it serves not only an educational and recreational centre for visitors, but also as an educational channel on the maintenance and sustainability of the biodiversity of Lake Victoria due to its proximity to this second largest fresh-water lake in the world.
Its small yet comprehensive exhibit gallery focuses on displays of material culture of the peoples of the Western Rift valley and Nyanza Province. This includes traditional clothing and adornment, basketry, fishing gear, agricultural tools and hunting weaponry. Also on display are several dioramas, including a lion, De Brazza monkey, and the largest Nile Perch ever caught in Kenya.
Unique to the Kisumu Museum are its natural history exhibits in the form of a fresh-water aquarium, and outdoor snake park and tortoise pens. A visit to the museum is not complete without viewing the 300 year old giant tortoise
, imported to Kenya from the Seychelles in 1930. Beyond the exhibit gallery and snake park is a life-size replica of a traditional Luo homestead.
The homestead, which represents the houses of the three wives and the eldest wife’s first son, and includes livestock pens and a granary, give foreign visitors a unique insight into a traditional Luo home.

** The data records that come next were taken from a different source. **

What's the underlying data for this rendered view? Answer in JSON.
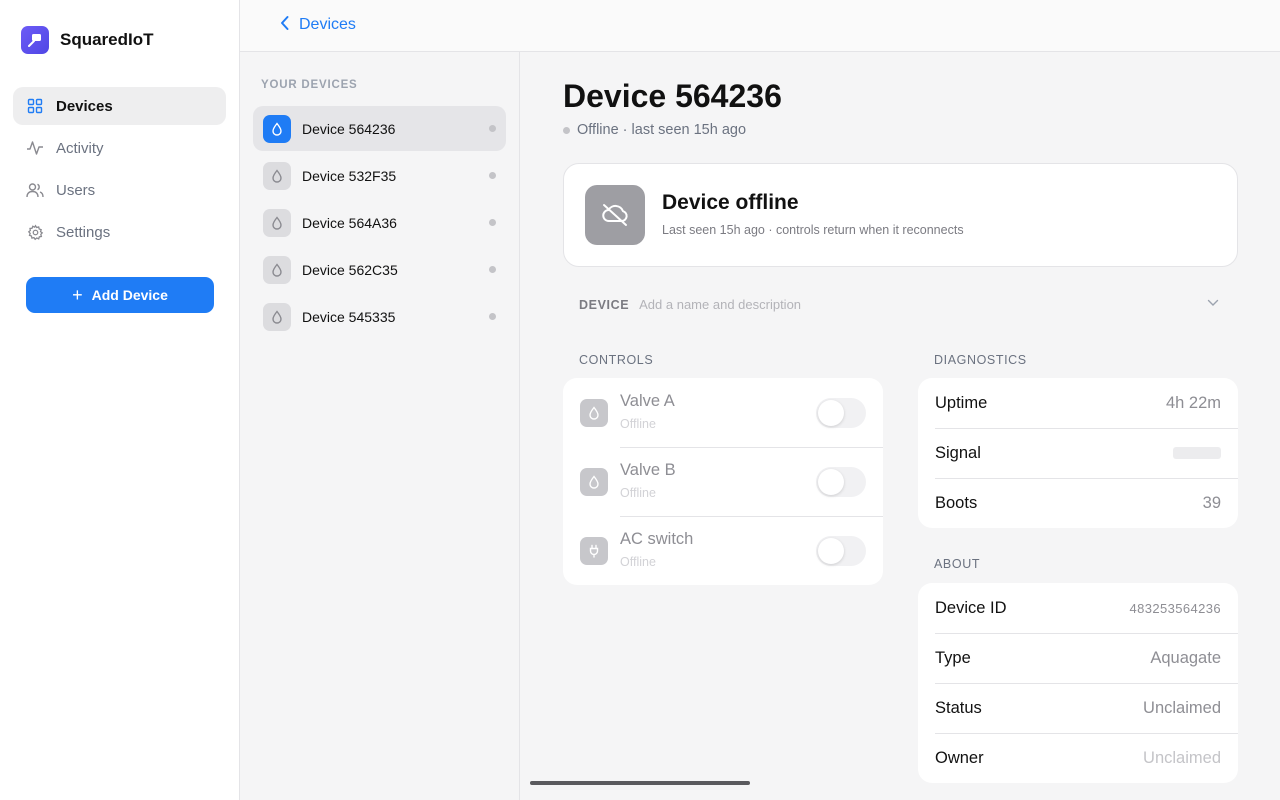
{
  "app": {
    "name": "SquaredIoT"
  },
  "sidebar": {
    "items": [
      {
        "label": "Devices",
        "icon": "grid-icon",
        "active": true
      },
      {
        "label": "Activity",
        "icon": "activity-icon",
        "active": false
      },
      {
        "label": "Users",
        "icon": "users-icon",
        "active": false
      },
      {
        "label": "Settings",
        "icon": "gear-icon",
        "active": false
      }
    ],
    "add_button": "Add Device"
  },
  "topbar": {
    "back_label": "Devices"
  },
  "device_list": {
    "header": "YOUR DEVICES",
    "items": [
      {
        "name": "Device 564236",
        "active": true
      },
      {
        "name": "Device 532F35",
        "active": false
      },
      {
        "name": "Device 564A36",
        "active": false
      },
      {
        "name": "Device 562C35",
        "active": false
      },
      {
        "name": "Device 545335",
        "active": false
      }
    ]
  },
  "detail": {
    "title": "Device 564236",
    "status_line": "Offline · last seen 15h ago",
    "offline_banner": {
      "title": "Device offline",
      "subtitle": "Last seen 15h ago · controls return when it reconnects"
    },
    "device_section": {
      "label": "DEVICE",
      "placeholder": "Add a name and description"
    },
    "controls": {
      "label": "CONTROLS",
      "items": [
        {
          "name": "Valve A",
          "state": "Offline",
          "icon": "droplet-icon",
          "on": false
        },
        {
          "name": "Valve B",
          "state": "Offline",
          "icon": "droplet-icon",
          "on": false
        },
        {
          "name": "AC switch",
          "state": "Offline",
          "icon": "plug-icon",
          "on": false
        }
      ]
    },
    "diagnostics": {
      "label": "DIAGNOSTICS",
      "uptime": {
        "key": "Uptime",
        "value": "4h 22m"
      },
      "signal": {
        "key": "Signal"
      },
      "boots": {
        "key": "Boots",
        "value": "39"
      }
    },
    "about": {
      "label": "ABOUT",
      "rows": [
        {
          "key": "Device ID",
          "value": "483253564236"
        },
        {
          "key": "Type",
          "value": "Aquagate"
        },
        {
          "key": "Status",
          "value": "Unclaimed"
        },
        {
          "key": "Owner",
          "value": "Unclaimed"
        }
      ]
    }
  },
  "colors": {
    "accent": "#1f7cf5",
    "brand": "#5b4ff0",
    "offline_icon_bg": "#9e9ea3"
  }
}
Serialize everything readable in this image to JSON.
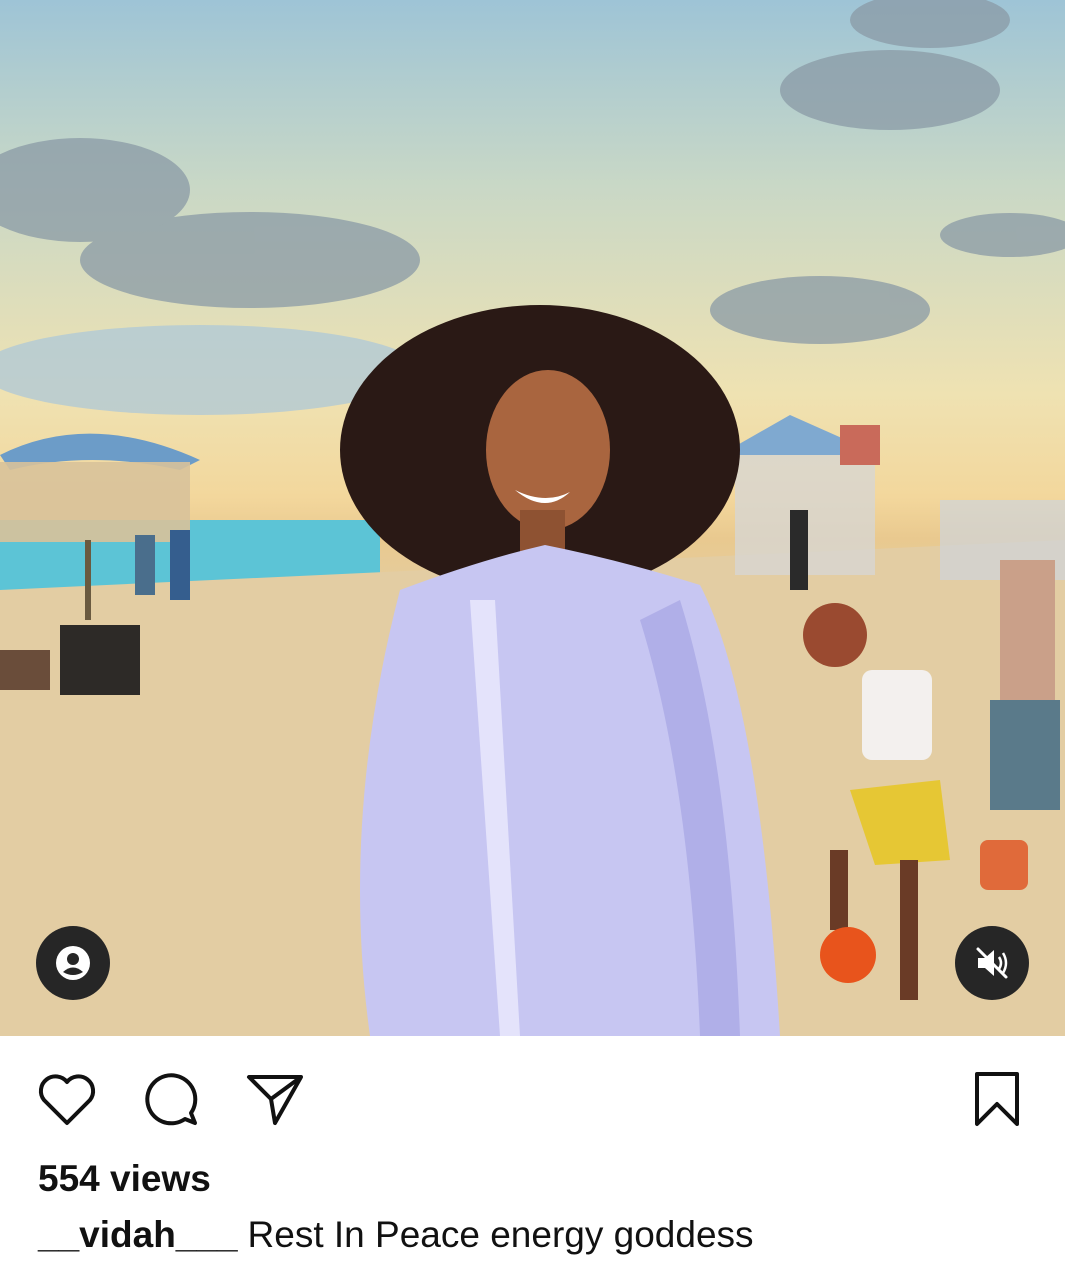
{
  "post": {
    "views": "554 views",
    "username": "__vidah___",
    "caption": "Rest In Peace energy goddess"
  },
  "icons": {
    "tag": "person-tag-icon",
    "mute": "muted-speaker-icon",
    "like": "heart-icon",
    "comment": "comment-bubble-icon",
    "share": "paper-plane-icon",
    "save": "bookmark-icon"
  }
}
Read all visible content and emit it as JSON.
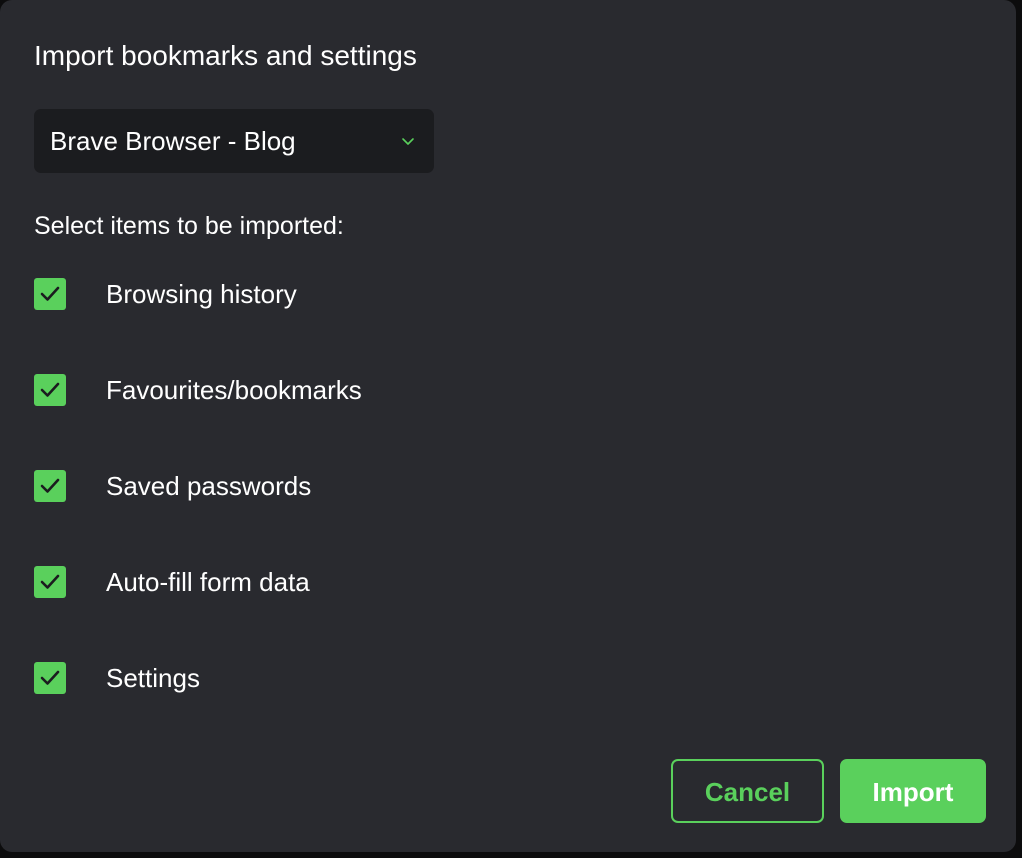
{
  "dialog": {
    "title": "Import bookmarks and settings",
    "profile_select": {
      "selected": "Brave Browser - Blog",
      "icon": "chevron-down-icon"
    },
    "prompt": "Select items to be imported:",
    "options": [
      {
        "label": "Browsing history",
        "checked": true
      },
      {
        "label": "Favourites/bookmarks",
        "checked": true
      },
      {
        "label": "Saved passwords",
        "checked": true
      },
      {
        "label": "Auto-fill form data",
        "checked": true
      },
      {
        "label": "Settings",
        "checked": true
      }
    ],
    "buttons": {
      "cancel": "Cancel",
      "import": "Import"
    }
  },
  "colors": {
    "background": "#292a2f",
    "select_background": "#1b1c1f",
    "accent": "#5ad05c",
    "text": "#ffffff"
  }
}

It contains numerous pavilions with some of the pavilions containing live animals. For example, one pavilion contains numerous aquaria with a wide variety of fish from lake Victoria, along with explanatory posters. Another pavilion contains terrarium containing mambas, spitting cobras, puff adders and other venomous Kenyan snakes. Additionally, out doors, the museum has a few additional exhibits, including a snake pit and a crocodile container.
Other pavilions show weaponry, jewelry, farm tools and other artifacts made by various people from Nyanza province. Additionally, there are exhibits of stuffed animals, birds and fish. One pavilion houses the prehistoric TARA rock art, which was moved for its own protection to the museum after it was defaced by graffiti in its original location.
The museum’s most important and largest exhibition is the UNESCO sponsored Ber-gi-dala. This is the full scale recreation of a luo homestead. Ber-gi-dala consists of the home, granaries and livestock kraals of the original Lou man as well as the homes of his three wives, and his eldest son.
Through signs and taped programs in both Luo and English, the exhibition also explains the origins of the Luo people, their migration to western Kenya, traditional healing plants and the process of establishing a new home.